DJs, electronic music, LGBTQ culture find a home at VAL events
VAL artistic director Matt Troy will celebrate the opening of the new VAL art space at Manitoba Stre
VAL artistic director Matt Troy will celebrate the opening of the new VAL art space at Manitoba Street and Sixth Avenue May 5. Photo Dan Toulgoet

Planning, party pooping and perseverance have been constants in Matt Troy’s life over the last five years.

As artistic director and founder of Vancouver Art and Leisure (VAL) arts collective, Troy is poised to open his fourth venue is as many years after facing a spate of renovictions, gentrification and even an arson. VAL’s return gets the official opening treatment at Manitoba and Sixth Avenue on May 5, in a 6,000 square-foot space that’s billed as part labyrinth, part laboratory.

“To me a labyrinth is something to be lost in. I would love to create a space where people can come and lose themselves and then find themselves again in a different way,” Troy said. “I don’t want this to be a space to come and just talk to your friends. I want to create genuine human connections between different people who might not otherwise know each other.”

Established in 2014, the non-profit is one of Vancouver’s larger groups catering to DJ and electronic dance music (EDM) culture, while providing welcoming spaces for the LGBTQ community. But it’s not just about music, says Troy. Fashion, visual arts, dance and discussion panels have all found a home at previous VAL locations.

Troy leaves the parameters open for pretty much anyone looking to use the VAL space, regardless if the project has legs in the future.

“It’s all about letting artists lead on the programming,” he said. “It’s space to create and succeed but also to potentially fail and to learn.”

Troy has done plenty of learning himself since 2013, specifically in the areas of bureaucracy, red tape and real estate. 

His four previous spaces have been near the northern section of Main Street and in Railtown, though none of them have lasted more than two years. His most recent location in Railtown, known as the Villa, closed in January after being targeted by suspected arsonists.

Pounding the pavement anew began right away as Troy and the larger VAL community secured the new space in March. Troy wouldn’t disclose any financials associated with the new space, other than to suggest commercial and industrial rents have doubled since 2013.

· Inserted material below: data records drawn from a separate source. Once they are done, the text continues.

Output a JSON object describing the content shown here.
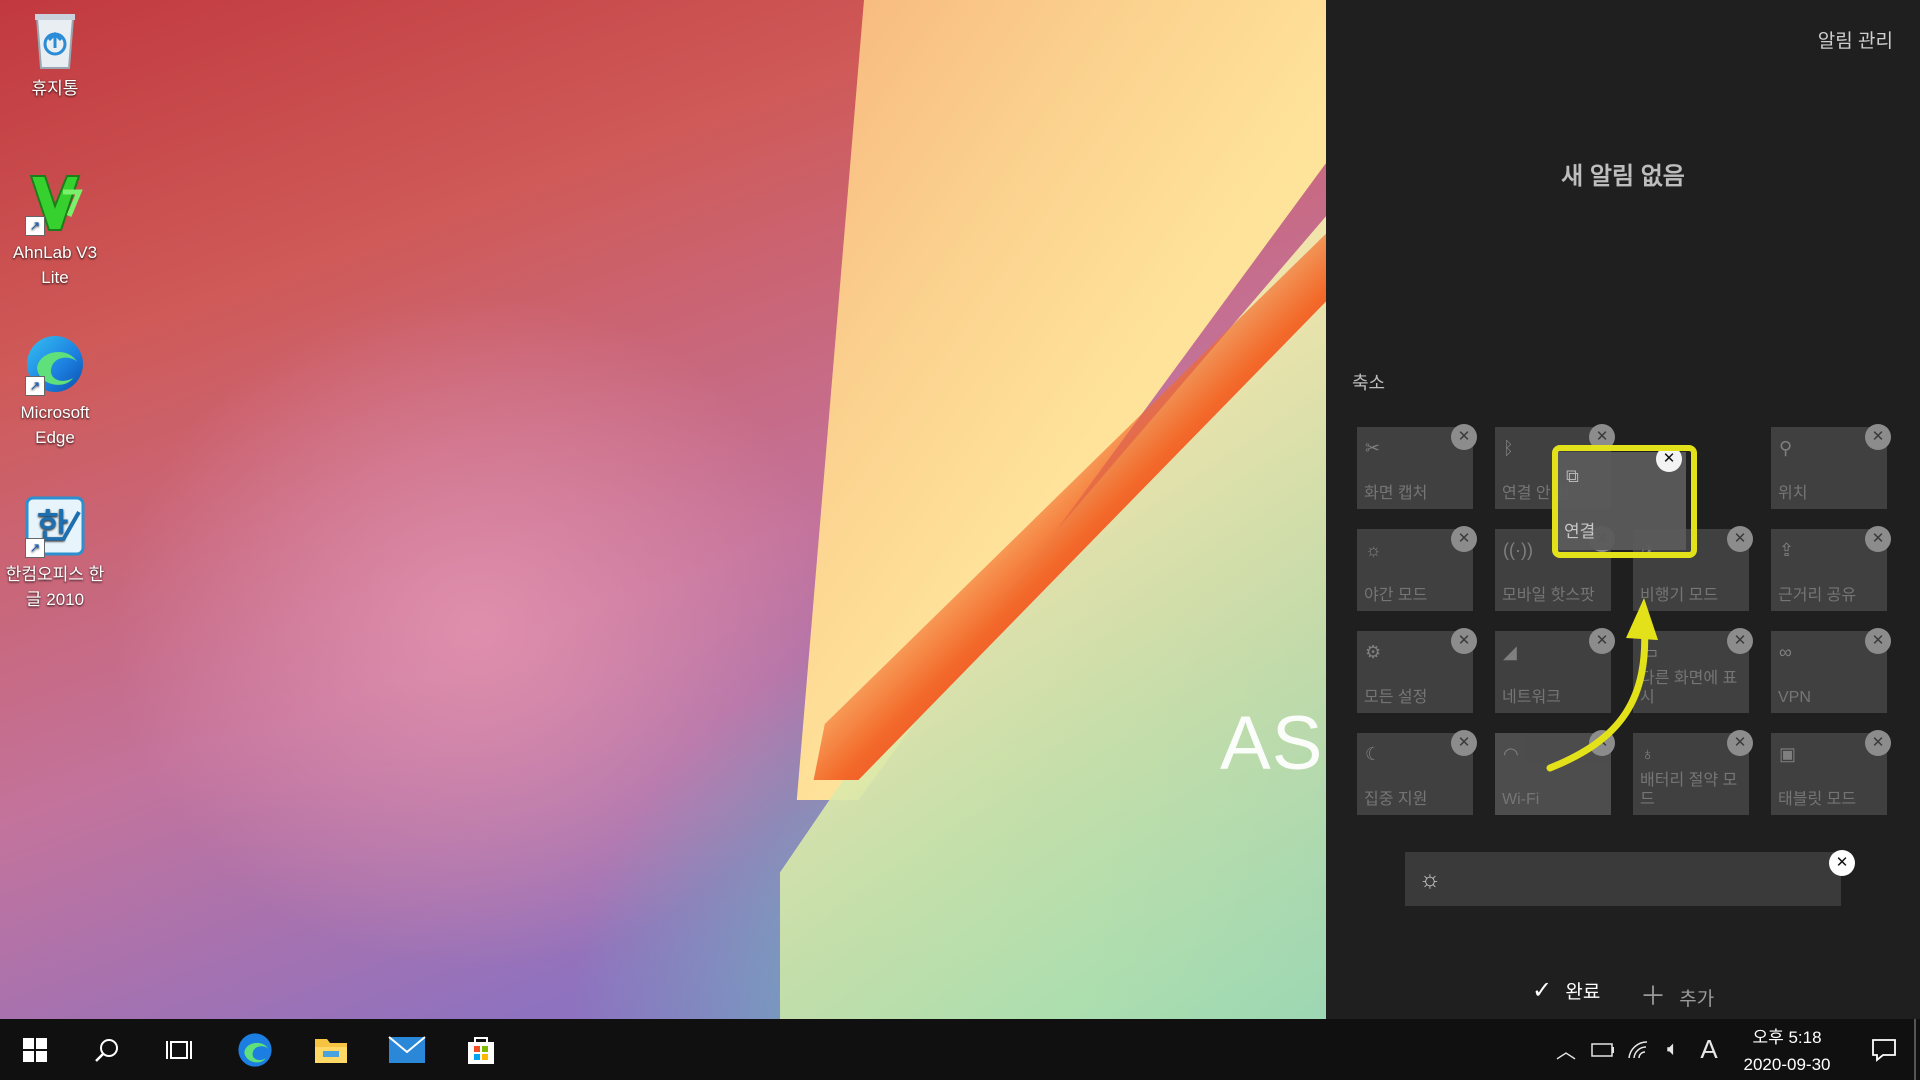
{
  "desktop": {
    "wallpaper_brand": "ASU",
    "icons": [
      {
        "label": "휴지통",
        "icon": "recycle-bin-icon"
      },
      {
        "label": "AhnLab V3 Lite",
        "icon": "ahnlab-v3-icon"
      },
      {
        "label": "Microsoft Edge",
        "icon": "edge-icon"
      },
      {
        "label": "한컴오피스 한글 2010",
        "icon": "hangul-icon"
      }
    ]
  },
  "action_center": {
    "manage_label": "알림 관리",
    "empty_label": "새 알림 없음",
    "collapse_label": "축소",
    "tiles": [
      {
        "label": "화면 캡처",
        "icon": "screen-snip-icon"
      },
      {
        "label": "연결 안 됨",
        "icon": "bluetooth-icon"
      },
      {
        "label": "위치",
        "icon": "location-icon"
      },
      {
        "label": "야간 모드",
        "icon": "night-light-icon"
      },
      {
        "label": "모바일 핫스팟",
        "icon": "hotspot-icon"
      },
      {
        "label": "비행기 모드",
        "icon": "airplane-icon"
      },
      {
        "label": "근거리 공유",
        "icon": "nearby-share-icon"
      },
      {
        "label": "모든 설정",
        "icon": "settings-icon"
      },
      {
        "label": "네트워크",
        "icon": "network-icon"
      },
      {
        "label": "다른 화면에 표시",
        "icon": "project-icon"
      },
      {
        "label": "VPN",
        "icon": "vpn-icon"
      },
      {
        "label": "집중 지원",
        "icon": "focus-assist-icon"
      },
      {
        "label": "Wi-Fi",
        "icon": "wifi-icon"
      },
      {
        "label": "배터리 절약 모드",
        "icon": "battery-saver-icon"
      },
      {
        "label": "태블릿 모드",
        "icon": "tablet-mode-icon"
      }
    ],
    "dragged_tile": {
      "label": "연결",
      "icon": "connect-icon"
    },
    "done_label": "완료",
    "add_label": "추가",
    "highlight_color": "#e3e21a"
  },
  "taskbar": {
    "apps": [
      "start-icon",
      "search-icon",
      "task-view-icon",
      "edge-icon",
      "file-explorer-icon",
      "mail-icon",
      "store-icon"
    ],
    "ime_label": "A",
    "time": "오후 5:18",
    "date": "2020-09-30"
  }
}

When asked how his group can afford 6,000 square feet of prime real estate space in Mount Pleasant, Troy offered this:

“We produce really good events that people pay money for,” he said. “We’re not immune to gentrification or commercial prices. We try to do programming that can facilitate that demand.”

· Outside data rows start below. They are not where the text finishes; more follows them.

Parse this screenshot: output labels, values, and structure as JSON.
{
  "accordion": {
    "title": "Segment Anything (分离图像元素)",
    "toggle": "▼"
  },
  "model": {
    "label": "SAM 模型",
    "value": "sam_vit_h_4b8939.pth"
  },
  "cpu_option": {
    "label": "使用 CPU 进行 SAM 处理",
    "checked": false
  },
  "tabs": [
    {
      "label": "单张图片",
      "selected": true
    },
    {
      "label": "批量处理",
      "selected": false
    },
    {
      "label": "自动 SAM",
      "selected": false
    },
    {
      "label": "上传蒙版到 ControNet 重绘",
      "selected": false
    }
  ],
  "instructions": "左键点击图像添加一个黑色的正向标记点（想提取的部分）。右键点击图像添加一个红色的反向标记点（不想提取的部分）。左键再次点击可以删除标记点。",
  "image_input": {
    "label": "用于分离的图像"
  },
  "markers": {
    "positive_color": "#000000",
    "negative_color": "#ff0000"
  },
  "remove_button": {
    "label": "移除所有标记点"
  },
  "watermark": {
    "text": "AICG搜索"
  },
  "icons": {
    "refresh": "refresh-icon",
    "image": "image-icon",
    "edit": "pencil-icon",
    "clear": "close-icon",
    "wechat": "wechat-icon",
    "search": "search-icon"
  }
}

The May 5 kickoff will combine DJs, EDM and drag queens. Info is online at